## Exercise description
Look below for lines that hold the string "utilisateur" and copy each one.

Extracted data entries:
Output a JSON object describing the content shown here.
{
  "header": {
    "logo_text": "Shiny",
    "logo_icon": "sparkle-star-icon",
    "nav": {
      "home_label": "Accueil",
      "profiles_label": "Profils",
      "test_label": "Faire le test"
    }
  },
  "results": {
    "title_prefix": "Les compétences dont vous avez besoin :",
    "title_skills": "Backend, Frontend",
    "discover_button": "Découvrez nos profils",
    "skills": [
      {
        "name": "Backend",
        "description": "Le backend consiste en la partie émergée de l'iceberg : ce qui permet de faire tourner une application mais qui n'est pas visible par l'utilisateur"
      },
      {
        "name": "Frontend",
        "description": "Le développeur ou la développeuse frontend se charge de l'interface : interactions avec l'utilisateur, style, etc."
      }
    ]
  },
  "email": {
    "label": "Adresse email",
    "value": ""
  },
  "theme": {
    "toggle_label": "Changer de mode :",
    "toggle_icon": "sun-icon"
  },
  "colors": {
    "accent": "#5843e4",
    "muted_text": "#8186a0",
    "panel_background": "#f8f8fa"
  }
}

## Answer space
        "description": "Le backend consiste en la partie émergée de l'iceberg : ce qui permet de faire tourner une application mais qui n'est pas visible par l'utilisateur"
        "description": "Le développeur ou la développeuse frontend se charge de l'interface : interactions avec l'utilisateur, style, etc."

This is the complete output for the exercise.